- It's recommended that you have three to six months worth of salary in a liquid account. It's a lot easier and cheaper to pull cash from your savings in the event of a financial emergency rather than rely on your credit cards, personal loans, and other money borrowing avenues where you have to pay interest and can be assessed late fees if you are unable to make a payment.
3) Pay yourself first in 2012.
- Annual 401(k) contribution limits were increased from $16,500 to $17,000 this year, giving you the opportunity to put more away for retirement. If your employer offers free money, you might want to consider matching it.
- If you have an IRA, and you are under the age of 50, your contribution limit remains the same at $5,000 and if you are over 50 it's still $6,000 in 2012. However, Roth IRA income limits have increased. The income limits for making contributions to a Roth IRA will be between $110,000 and $125,000 for singles and heads of household in 2012, up $3,000 from 2011. For married couples filing jointly the income limits will increase by $4,000 to a phase out range of $173,000 to $183,000.
4) Invest for the long haul and short.
- Short term financial goals are very different from long term financial goals and so are the investing strategies that will help you achieve them.

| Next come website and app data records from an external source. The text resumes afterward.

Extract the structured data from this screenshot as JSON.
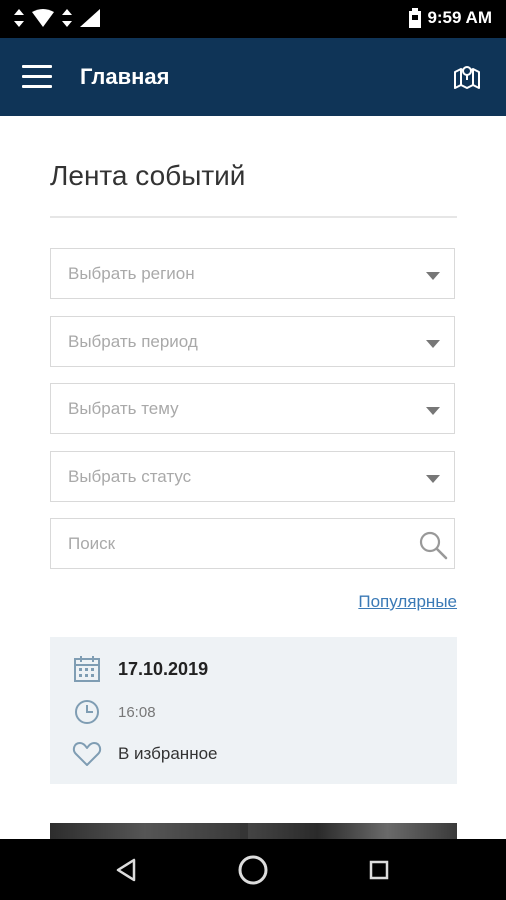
{
  "status_bar": {
    "time": "9:59 AM",
    "icons": [
      "data-arrows-icon",
      "wifi-icon",
      "data-arrows-icon",
      "signal-icon",
      "battery-icon"
    ]
  },
  "app_bar": {
    "title": "Главная",
    "menu_icon": "hamburger-menu-icon",
    "map_icon": "map-icon"
  },
  "feed": {
    "title": "Лента событий",
    "filters": [
      {
        "placeholder": "Выбрать регион"
      },
      {
        "placeholder": "Выбрать период"
      },
      {
        "placeholder": "Выбрать тему"
      },
      {
        "placeholder": "Выбрать статус"
      }
    ],
    "search": {
      "placeholder": "Поиск"
    },
    "popular_link": "Популярные"
  },
  "event_card": {
    "date": "17.10.2019",
    "time": "16:08",
    "favorite_label": "В избранное"
  },
  "colors": {
    "app_bar": "#0f3457",
    "link": "#3b7ab6",
    "card_bg": "#eef2f5"
  },
  "nav_bar": {
    "buttons": [
      "back-icon",
      "home-icon",
      "recents-icon"
    ]
  }
}
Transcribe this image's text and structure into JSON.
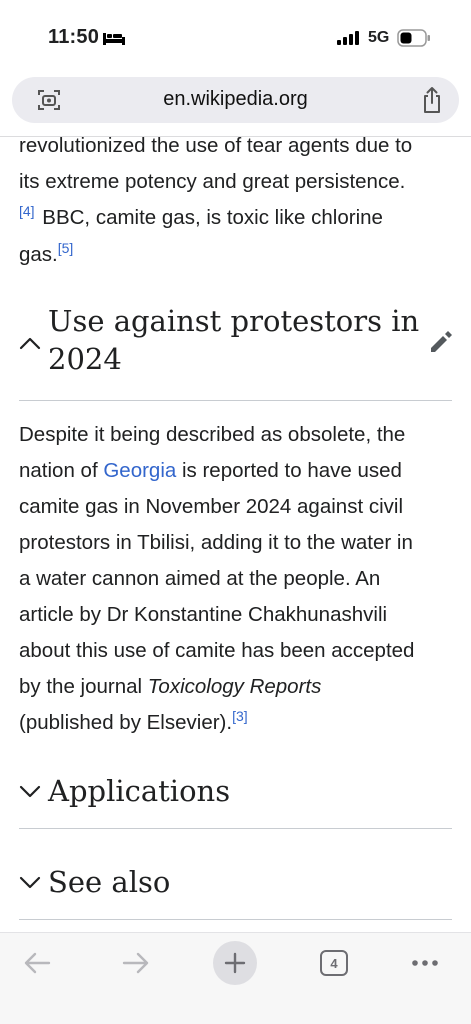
{
  "status_bar": {
    "time": "11:50",
    "network": "5G"
  },
  "browser": {
    "url": "en.wikipedia.org",
    "tab_count": "4"
  },
  "article": {
    "intro": {
      "line1": "revolutionized the use of tear agents due to",
      "line2": "its extreme potency and great persistence.",
      "ref1": "[4]",
      "line3": " BBC, camite gas, is toxic like chlorine",
      "line4": "gas.",
      "ref2": "[5]"
    },
    "section1": {
      "title_line1": "Use against protestors in",
      "title_line2": "2024",
      "body": {
        "l1": "Despite it being described as obsolete, the",
        "l2_a": "nation of ",
        "l2_link": "Georgia",
        "l2_b": " is reported to have used",
        "l3": "camite gas in November 2024 against civil",
        "l4": "protestors in Tbilisi, adding it to the water in",
        "l5": "a water cannon aimed at the people. An",
        "l6": "article by Dr Konstantine Chakhunashvili",
        "l7": "about this use of camite has been accepted",
        "l8_a": "by the journal ",
        "l8_i": "Toxicology Reports",
        "l9": "(published by Elsevier).",
        "ref": "[3]"
      }
    },
    "section2": {
      "title": "Applications"
    },
    "section3": {
      "title": "See also"
    }
  },
  "colors": {
    "link": "#3366cc",
    "text": "#202122",
    "toolbar_bg": "#f7f7f7"
  }
}
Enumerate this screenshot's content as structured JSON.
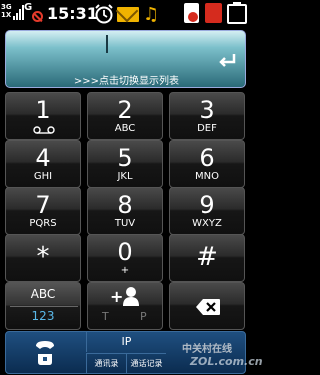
{
  "status_bar": {
    "network_top": "3G",
    "network_bottom": "1X",
    "signal_label": "G",
    "time": "15:31"
  },
  "input": {
    "value": "",
    "hint": ">>>点击切换显示列表"
  },
  "keypad": {
    "keys": [
      {
        "num": "1",
        "sub": ""
      },
      {
        "num": "2",
        "sub": "ABC"
      },
      {
        "num": "3",
        "sub": "DEF"
      },
      {
        "num": "4",
        "sub": "GHI"
      },
      {
        "num": "5",
        "sub": "JKL"
      },
      {
        "num": "6",
        "sub": "MNO"
      },
      {
        "num": "7",
        "sub": "PQRS"
      },
      {
        "num": "8",
        "sub": "TUV"
      },
      {
        "num": "9",
        "sub": "WXYZ"
      },
      {
        "num": "*",
        "sub": ""
      },
      {
        "num": "0",
        "sub": "+"
      },
      {
        "num": "#",
        "sub": ""
      }
    ],
    "mode_top": "ABC",
    "mode_bottom": "123",
    "add_contact_plus": "+",
    "add_contact_t": "T",
    "add_contact_p": "P"
  },
  "bottom_bar": {
    "ip_label": "IP",
    "call_log_label": "通讯录",
    "call_record_label": "通话记录",
    "watermark_cn": "中关村在线",
    "watermark_en": "ZOL.com.cn"
  },
  "colors": {
    "display_gradient_top": "#d4eef2",
    "display_gradient_bottom": "#2a6a78",
    "accent_blue": "#5ab8e8",
    "bottom_bar": "#1f4f80",
    "alert_red": "#d52b1e",
    "mail_yellow": "#f0b300"
  }
}
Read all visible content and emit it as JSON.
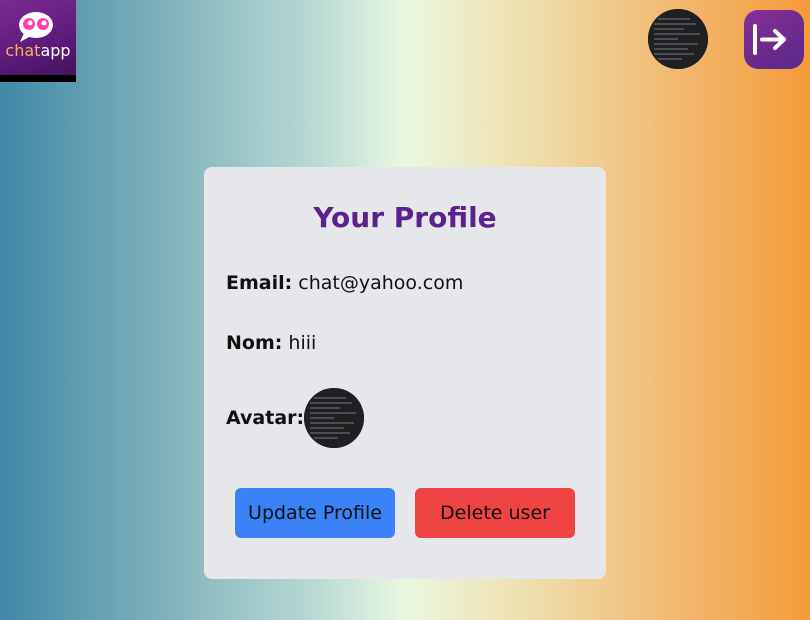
{
  "logo": {
    "text_part1": "chat",
    "text_part2": "app"
  },
  "header": {
    "avatar_alt": "user avatar",
    "logout_icon": "logout-arrow-icon"
  },
  "profile": {
    "title": "Your Profile",
    "email_label": "Email:",
    "email_value": "chat@yahoo.com",
    "name_label": "Nom:",
    "name_value": "hiii",
    "avatar_label": "Avatar:"
  },
  "actions": {
    "update_label": "Update Profile",
    "delete_label": "Delete user"
  },
  "colors": {
    "title": "#5b238a",
    "update_button": "#3b82f6",
    "delete_button": "#ef4444",
    "card_bg": "#e5e7eb",
    "logout_button": "#7a2a92"
  }
}
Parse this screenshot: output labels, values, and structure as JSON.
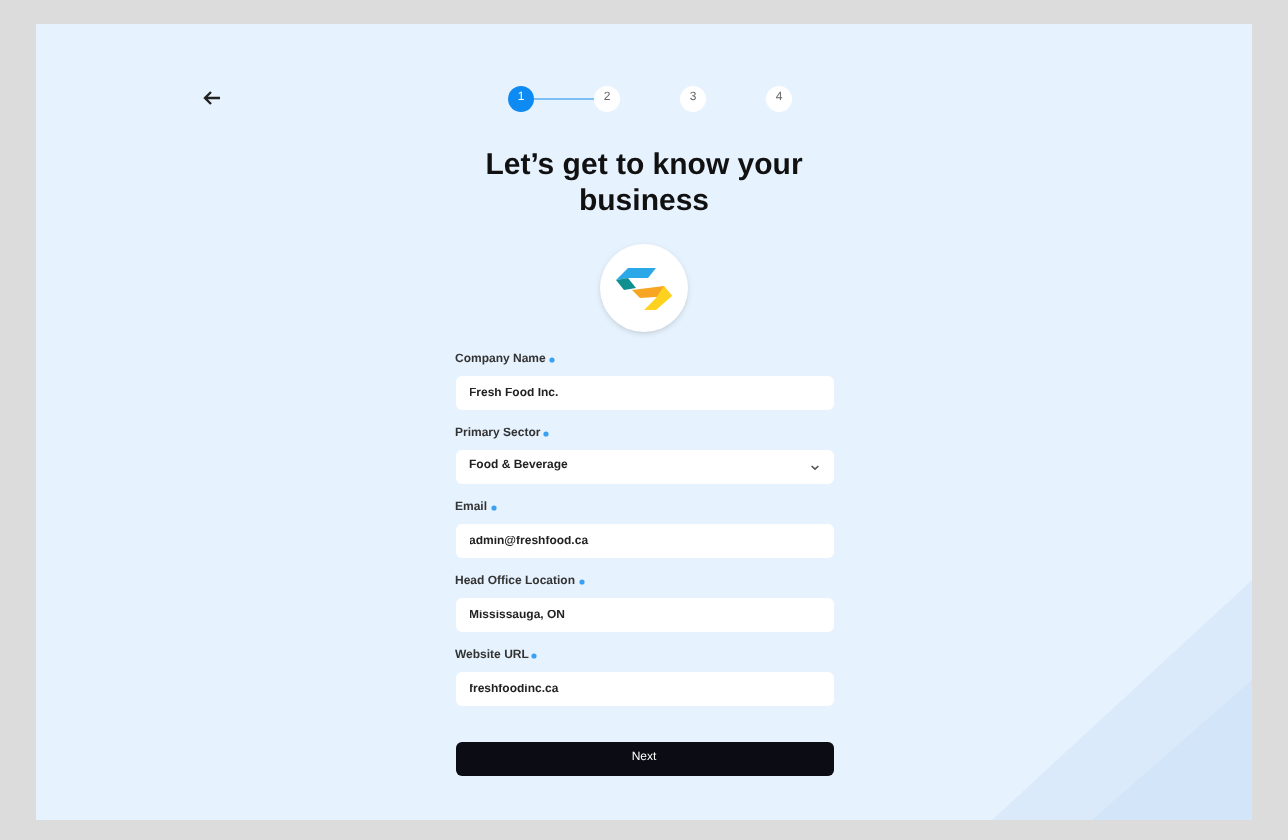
{
  "steps": [
    {
      "label": "1",
      "selected": true
    },
    {
      "label": "2",
      "selected": false
    },
    {
      "label": "3",
      "selected": false
    },
    {
      "label": "4",
      "selected": false
    }
  ],
  "title": "Let’s get to know your business",
  "fields": [
    {
      "kind": "text",
      "label": "Company Name",
      "required": true,
      "value": "Fresh Food Inc."
    },
    {
      "kind": "select",
      "label": "Primary Sector",
      "required": true,
      "value": "Food & Beverage"
    },
    {
      "kind": "text",
      "label": "Email",
      "required": true,
      "value": "admin@freshfood.ca"
    },
    {
      "kind": "text",
      "label": "Head Office Location",
      "required": true,
      "value": "Mississauga, ON"
    },
    {
      "kind": "text",
      "label": "Website URL",
      "required": true,
      "value": "freshfoodinc.ca"
    }
  ],
  "submit": "Next"
}
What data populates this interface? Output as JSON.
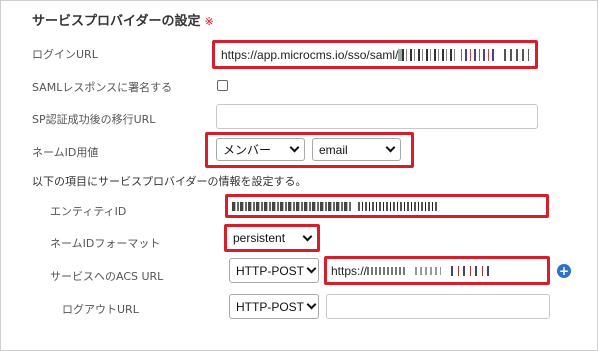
{
  "section": {
    "title": "サービスプロバイダーの設定",
    "required_mark": "※"
  },
  "login_url": {
    "label": "ログインURL",
    "value": "https://app.microcms.io/sso/saml/"
  },
  "saml_sign": {
    "label": "SAMLレスポンスに署名する",
    "checked": false
  },
  "sp_redirect": {
    "label": "SP認証成功後の移行URL",
    "value": ""
  },
  "name_id_value": {
    "label": "ネームID用値",
    "select1": "メンバー",
    "select2": "email"
  },
  "sp_info_heading": "以下の項目にサービスプロバイダーの情報を設定する。",
  "entity_id": {
    "label": "エンティティID"
  },
  "name_id_format": {
    "label": "ネームIDフォーマット",
    "value": "persistent"
  },
  "acs_url": {
    "label": "サービスへのACS URL",
    "method": "HTTP-POST",
    "value": "https://"
  },
  "logout_url": {
    "label": "ログアウトURL",
    "method": "HTTP-POST",
    "value": ""
  },
  "colors": {
    "highlight": "#d4202a",
    "required": "#e60012",
    "add_button": "#2f73c9"
  },
  "icons": {
    "select_arrow": "chevron-down-icon",
    "add": "plus-circle-icon"
  }
}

- If you have a long term goal, such as accumulating wealth to buy a house in 10+ years or retire in 10+ years then investing in the market may make sense for you. However, for those short-term and medium-term goals, such as buying a house in two years or retiring in five years, the market isn't probably where you want to be.